In the House, majority Democrats plan to introduce a resolution this week that calls for the U.S. to remain part of the Paris Climate Accord and requires the Trump administration to create a plan to meet its emission reduction goal, according to a senior Democratic aide.
Trump gave notice in 2017 that he intends to pull out of the agreement, under which the U.S. pledged to reduce greenhouse gas emissions by at least 26 per cent from 2005 levels by 2025.
Senate Democrats weren’t under any real pressure from outside progressive groups to vote for the Green New Deal at this point.
Adam Green, a co-founder of the grassroots Progressive Change Campaign Committee, said McConnell was trying to force some “no” votes at a time when Democrats are still reviewing the plan. Voting “present” shows that Democrats aren’t going to hamper things with an early dissent, he said.

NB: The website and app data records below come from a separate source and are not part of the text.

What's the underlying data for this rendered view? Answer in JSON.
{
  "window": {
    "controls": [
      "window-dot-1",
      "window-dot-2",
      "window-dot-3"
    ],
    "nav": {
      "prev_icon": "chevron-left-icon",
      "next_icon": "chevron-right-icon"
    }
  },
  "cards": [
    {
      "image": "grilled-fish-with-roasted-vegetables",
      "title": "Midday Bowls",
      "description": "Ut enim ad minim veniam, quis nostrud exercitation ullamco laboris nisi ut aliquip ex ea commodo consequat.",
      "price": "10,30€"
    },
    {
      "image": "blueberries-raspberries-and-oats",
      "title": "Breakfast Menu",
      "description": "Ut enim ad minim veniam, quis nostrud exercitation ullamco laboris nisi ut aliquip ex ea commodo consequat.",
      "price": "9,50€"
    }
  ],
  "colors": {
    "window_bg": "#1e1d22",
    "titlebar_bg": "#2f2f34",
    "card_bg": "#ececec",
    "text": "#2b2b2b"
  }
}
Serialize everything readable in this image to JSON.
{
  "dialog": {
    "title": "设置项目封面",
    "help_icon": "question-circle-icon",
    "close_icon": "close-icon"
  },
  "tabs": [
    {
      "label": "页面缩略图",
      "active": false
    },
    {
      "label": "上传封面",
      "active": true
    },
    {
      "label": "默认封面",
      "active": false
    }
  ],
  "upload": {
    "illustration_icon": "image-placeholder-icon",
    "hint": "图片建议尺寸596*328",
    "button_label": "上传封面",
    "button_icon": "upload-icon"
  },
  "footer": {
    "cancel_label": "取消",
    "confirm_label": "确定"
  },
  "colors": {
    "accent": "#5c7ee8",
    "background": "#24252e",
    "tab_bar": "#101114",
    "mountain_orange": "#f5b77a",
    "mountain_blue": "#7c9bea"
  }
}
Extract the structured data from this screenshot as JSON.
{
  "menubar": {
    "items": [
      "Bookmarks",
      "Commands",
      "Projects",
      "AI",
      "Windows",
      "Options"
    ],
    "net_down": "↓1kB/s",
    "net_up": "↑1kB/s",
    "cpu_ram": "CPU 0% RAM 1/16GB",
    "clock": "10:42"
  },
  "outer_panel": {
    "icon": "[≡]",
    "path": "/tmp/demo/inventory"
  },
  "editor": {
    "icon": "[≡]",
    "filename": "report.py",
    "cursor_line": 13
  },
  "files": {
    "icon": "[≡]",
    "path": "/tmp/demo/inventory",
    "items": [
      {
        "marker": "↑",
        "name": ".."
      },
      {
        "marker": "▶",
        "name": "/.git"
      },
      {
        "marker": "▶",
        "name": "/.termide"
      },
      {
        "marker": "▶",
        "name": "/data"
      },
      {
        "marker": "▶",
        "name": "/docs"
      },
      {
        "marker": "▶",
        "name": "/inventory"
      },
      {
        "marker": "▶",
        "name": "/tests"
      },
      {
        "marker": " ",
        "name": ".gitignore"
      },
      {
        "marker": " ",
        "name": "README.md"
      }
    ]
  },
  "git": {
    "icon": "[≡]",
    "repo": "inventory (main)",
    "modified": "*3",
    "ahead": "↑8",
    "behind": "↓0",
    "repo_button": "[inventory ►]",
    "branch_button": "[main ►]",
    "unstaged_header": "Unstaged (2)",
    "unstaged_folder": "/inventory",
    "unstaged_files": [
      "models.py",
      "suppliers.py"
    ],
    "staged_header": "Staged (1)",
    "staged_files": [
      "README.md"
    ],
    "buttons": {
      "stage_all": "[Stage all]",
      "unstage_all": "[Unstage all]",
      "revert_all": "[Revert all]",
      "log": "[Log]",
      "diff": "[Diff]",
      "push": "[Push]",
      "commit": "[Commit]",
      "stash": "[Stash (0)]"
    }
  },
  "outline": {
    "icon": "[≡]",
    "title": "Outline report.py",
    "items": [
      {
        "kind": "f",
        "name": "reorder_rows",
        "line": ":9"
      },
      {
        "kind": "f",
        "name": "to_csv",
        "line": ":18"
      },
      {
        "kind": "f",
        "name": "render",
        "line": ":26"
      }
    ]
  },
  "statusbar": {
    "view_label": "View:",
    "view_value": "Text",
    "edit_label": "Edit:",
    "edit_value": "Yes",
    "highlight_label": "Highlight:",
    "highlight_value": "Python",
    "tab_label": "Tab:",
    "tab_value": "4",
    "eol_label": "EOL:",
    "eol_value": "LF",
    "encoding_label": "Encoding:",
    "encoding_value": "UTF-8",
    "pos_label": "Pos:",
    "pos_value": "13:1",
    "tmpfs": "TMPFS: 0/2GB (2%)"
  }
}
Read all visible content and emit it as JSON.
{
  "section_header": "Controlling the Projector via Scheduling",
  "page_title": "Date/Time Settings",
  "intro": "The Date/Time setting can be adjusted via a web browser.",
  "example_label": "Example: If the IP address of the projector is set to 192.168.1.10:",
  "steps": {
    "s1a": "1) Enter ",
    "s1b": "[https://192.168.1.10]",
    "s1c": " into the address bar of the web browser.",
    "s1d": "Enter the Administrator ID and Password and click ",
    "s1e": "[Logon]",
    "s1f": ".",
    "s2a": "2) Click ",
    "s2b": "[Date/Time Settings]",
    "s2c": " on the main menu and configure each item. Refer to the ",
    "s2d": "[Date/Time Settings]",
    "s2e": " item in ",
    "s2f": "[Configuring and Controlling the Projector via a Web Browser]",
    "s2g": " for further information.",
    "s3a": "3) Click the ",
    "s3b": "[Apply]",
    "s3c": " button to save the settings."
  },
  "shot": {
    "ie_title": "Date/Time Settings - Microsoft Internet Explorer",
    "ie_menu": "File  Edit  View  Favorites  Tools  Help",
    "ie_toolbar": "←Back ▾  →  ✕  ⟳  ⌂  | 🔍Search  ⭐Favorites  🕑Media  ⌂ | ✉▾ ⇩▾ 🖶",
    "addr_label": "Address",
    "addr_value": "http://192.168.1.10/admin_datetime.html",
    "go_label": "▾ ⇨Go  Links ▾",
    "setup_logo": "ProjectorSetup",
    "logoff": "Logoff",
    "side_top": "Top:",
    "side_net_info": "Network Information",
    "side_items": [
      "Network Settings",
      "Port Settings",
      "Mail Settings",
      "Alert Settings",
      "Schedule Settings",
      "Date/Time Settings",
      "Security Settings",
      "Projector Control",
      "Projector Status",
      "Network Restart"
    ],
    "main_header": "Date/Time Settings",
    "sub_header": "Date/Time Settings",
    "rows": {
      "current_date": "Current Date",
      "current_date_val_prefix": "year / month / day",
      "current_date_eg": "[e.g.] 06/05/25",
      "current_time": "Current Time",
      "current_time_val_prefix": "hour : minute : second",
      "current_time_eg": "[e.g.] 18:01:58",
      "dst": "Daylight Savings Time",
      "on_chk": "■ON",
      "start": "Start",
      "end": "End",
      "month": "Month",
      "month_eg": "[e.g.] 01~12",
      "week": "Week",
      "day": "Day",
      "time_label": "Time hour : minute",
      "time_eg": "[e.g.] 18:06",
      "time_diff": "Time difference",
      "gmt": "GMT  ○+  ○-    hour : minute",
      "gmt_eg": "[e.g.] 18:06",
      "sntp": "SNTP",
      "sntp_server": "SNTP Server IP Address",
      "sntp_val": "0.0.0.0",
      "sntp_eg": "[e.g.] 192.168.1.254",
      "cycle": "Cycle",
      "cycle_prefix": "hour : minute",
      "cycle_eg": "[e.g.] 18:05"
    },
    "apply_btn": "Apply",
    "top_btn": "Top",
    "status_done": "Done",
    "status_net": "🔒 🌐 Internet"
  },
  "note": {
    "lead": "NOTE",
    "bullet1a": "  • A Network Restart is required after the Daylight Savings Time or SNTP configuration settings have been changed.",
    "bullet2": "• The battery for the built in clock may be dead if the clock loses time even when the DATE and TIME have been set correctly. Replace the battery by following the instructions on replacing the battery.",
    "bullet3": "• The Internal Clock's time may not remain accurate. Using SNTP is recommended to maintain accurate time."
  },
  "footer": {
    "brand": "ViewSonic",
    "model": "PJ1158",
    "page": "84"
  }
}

“‘Present’ is saying this is a credible enough concept that we’re not going to undermine it,” Green said.
McConnell is following a long Senate tradition by holding a doomed-to-fail show vote that forces the minority party to take a stand on its own controversial proposal.
Former Majority Leader Harry Reid, a Nevada Democrat, used the tactic in 2011 when he forced Republicans to vote on a Medicare voucher program proposed by Wisconsin Republican Paul Ryan, then the House Budget Committee chairman. That vote fueled Democrats’ messaging strategy in the 2012 elections, when they expanded their majority by two seats.
McConnell on occasion forced votes on President Barack Obama’s budget proposals, with no senator voting for them.
The challenge for Democrats looking ahead to next year’s campaigns is to avoid having their support for a still-evolving climate proposal tarred by Republican efforts to portray it as an extremist agenda that would do away with hamburgers and airplane travel.
“It’s one thing to be on the campaign trail and say here is what I believe in and fill in the details,” said Democratic strategist Rodell Mollineau, a former top aide to Reid. “It’s another thing to go on record and let other people fill in the details for you.”
At this point, the Democratic presidential contenders generally haven’t spelled out specific proposals. Senator Cory Booker of New Jersey has called the Green New Deal “bold,” and Senator Kamala Harris of California has said it’s “an investment” worth the cost. Senator Amy Klobuchar of Minnesota described it somewhat less enthusiastically, as an “aspiration” to act on climate change.
“I am for a jump-start of the discussion and a framework as Senator Markey has described -- I am not for reducing air travel,” Klobuchar said on Fox News. “We just need to start as a country seeing it as aspiration to do better than we’re doing now.”
The GOP’s message focuses on the botched February rollout of the proposal, which included the release of documents from Ocasio-Cortez’s office promising economic security even for those “unwilling to work,” and suggesting the eventual elimination of air travel and “farting cows.”
McConnell has accused Democrats of wanting to ban “anything with a motor that runs on gasoline” and embracing “garden variety 20th century socialism” at a cost of tens of trillions of dollars.
“This dangerous fantasy would burn through the American people’s money before it even got off the launch pad, but the cost to the Treasury is just the beginning,” McConnell said on the Senate floor this month. “It’s hard to put a price tag on ripping away the jobs and livelihoods of literally millions of Americans.”
In addition to establishing a “net zero” goal for greenhouse gas emissions, the proposal by Ocasio-Cortez and Markey says it would create “millions of good, high-wage jobs and ensure prosperity and economic security for all people of the United States.”
Senate Democrats including New York’s Kirsten Gillibrand, another presidential candidate, and Markey appeared at a Green New Deal rally with environmentalists outside the Capitol before the Senate vote, expressing confidence that 2020 voters will support action on the issue.
“Republicans continue to ignore climate change at their political peril,” Markey said. “They will pay a price at the ballot box in 2020.”